In the first act, a sword fight takes place between the servants of the Capulet and Montague family. Having conflict at the start of the play conveys the significance of this theme as well as linked ideas of honor and masculinity. The servants are also central to displaying the privilege and prestige of both families. Tybalt, a Capulet gets involved in the fight and Benvolio, a Montague attempts to restore peace. When the prince of Verona, Escalas learns of the fight, he warns each family that if they continue to the feud they will face the death penalty.

Soon after the fight, Lady Montague asks of Romeo’s whereabouts. Benvolio informs her that he saw him looking rather troubled and sets off to find out what is bothering him. Romeo explains to Benvolio that he has fallen in love with a girl named Rosaline who does not return his love. Benvolio encourages Romeo to find another “beauty” however he only has eyes for Rosaline.

In the Capulet household, Capulet and Paris, the King’s nobleman discuss the marriage of Juliet. This scene conveys the gender inequalities present in society during the period. Capulet decides on Juliet’s suitor, displaying his power and authority over her. He is pleased with Paris’s interest but advises him to wait two years, until Juliet is old enough. After reassuring him that he is well suited he invites him to the traditional masquerade ball he will be hosting later that day.

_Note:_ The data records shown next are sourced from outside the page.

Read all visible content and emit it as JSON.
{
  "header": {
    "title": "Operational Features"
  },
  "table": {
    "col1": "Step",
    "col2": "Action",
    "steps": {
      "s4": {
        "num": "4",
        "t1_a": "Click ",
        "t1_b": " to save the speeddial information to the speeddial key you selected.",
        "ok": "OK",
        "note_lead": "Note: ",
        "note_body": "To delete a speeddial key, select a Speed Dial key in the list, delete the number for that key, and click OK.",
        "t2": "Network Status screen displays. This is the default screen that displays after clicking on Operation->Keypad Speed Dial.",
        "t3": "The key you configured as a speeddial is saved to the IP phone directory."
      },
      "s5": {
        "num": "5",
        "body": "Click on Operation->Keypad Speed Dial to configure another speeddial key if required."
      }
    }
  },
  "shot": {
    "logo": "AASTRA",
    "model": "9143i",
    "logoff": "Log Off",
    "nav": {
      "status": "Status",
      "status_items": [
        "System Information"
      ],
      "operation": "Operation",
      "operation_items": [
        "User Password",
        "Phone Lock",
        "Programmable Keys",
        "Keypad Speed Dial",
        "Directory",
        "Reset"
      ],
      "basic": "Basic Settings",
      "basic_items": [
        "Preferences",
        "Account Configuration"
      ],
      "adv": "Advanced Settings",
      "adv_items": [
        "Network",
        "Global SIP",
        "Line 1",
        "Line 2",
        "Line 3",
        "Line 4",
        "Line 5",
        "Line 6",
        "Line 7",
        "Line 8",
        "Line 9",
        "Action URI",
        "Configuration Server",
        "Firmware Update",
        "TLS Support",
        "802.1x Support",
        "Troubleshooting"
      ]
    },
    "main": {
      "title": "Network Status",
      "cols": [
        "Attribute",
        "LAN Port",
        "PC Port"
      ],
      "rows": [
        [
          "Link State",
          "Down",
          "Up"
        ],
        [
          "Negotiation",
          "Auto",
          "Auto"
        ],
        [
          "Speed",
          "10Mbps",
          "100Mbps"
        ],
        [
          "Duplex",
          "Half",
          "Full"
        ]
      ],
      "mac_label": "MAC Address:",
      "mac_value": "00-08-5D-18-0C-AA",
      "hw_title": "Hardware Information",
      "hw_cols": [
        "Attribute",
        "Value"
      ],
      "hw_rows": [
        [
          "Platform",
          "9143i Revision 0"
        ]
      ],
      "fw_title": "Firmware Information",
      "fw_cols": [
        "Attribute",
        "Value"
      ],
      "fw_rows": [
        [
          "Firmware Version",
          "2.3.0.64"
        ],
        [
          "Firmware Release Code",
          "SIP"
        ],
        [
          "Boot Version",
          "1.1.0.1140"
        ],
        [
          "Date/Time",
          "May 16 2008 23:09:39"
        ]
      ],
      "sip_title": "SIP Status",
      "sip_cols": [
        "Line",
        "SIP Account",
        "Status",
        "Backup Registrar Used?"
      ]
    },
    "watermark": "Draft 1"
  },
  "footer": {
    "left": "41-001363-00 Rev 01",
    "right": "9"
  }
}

Capulet enlists Peter the responsibility of inviting people on his “list.” Peter runs into Romeo and asks him to read aloud the names on the list. Peter’s illiteracy is due to a lack of education which signifies the effects of class structure in the play. Romeo is excited to see Rosaline’s name on the list and Benvolio and Mercutio persuade Romeo to attend the ball in the hope of finding a new lover, however, Romeo only agrees to go with the intention of seeing Rosaline again. 

Before the start of the masquerade ball, Lady Capulet discusses the prospect of marriage with Juliet. She informs her of the interest of a suitor, named Paris. Juliet explains that she will consider Paris when she sees him at the masquerade ball, yet remains indifferent to Lady Capulet. Romeo, Benvolio and their friend Mercutio join the crowd of people attending the event, disguised behind masks. The three friends hesitate for a moment, as Romeo recalls a dream foretelling their misfortune for gatecrashing the party. Romeo comments “he that hath the steerage of my course” which signifies the presence of fate involved in what may possibly result in disaster.

When they enter the Capulet house, Romeo spots Juliet from afar and experiences love at first sight. He is so enchanted by her beauty, he forgets all about his previous lover Rosaline. He immediately declares his love for her and is spotted by a member of the Capulet family. Tyablt is ready to approach before he is reprimanded by Capulet, who tells him not to create conflict at the ball. Romeo is let off the hook and manages to speak to Juliet. He convinces  her to kiss him, declaring himself  “a pilgrim who wishes to erase his sin.”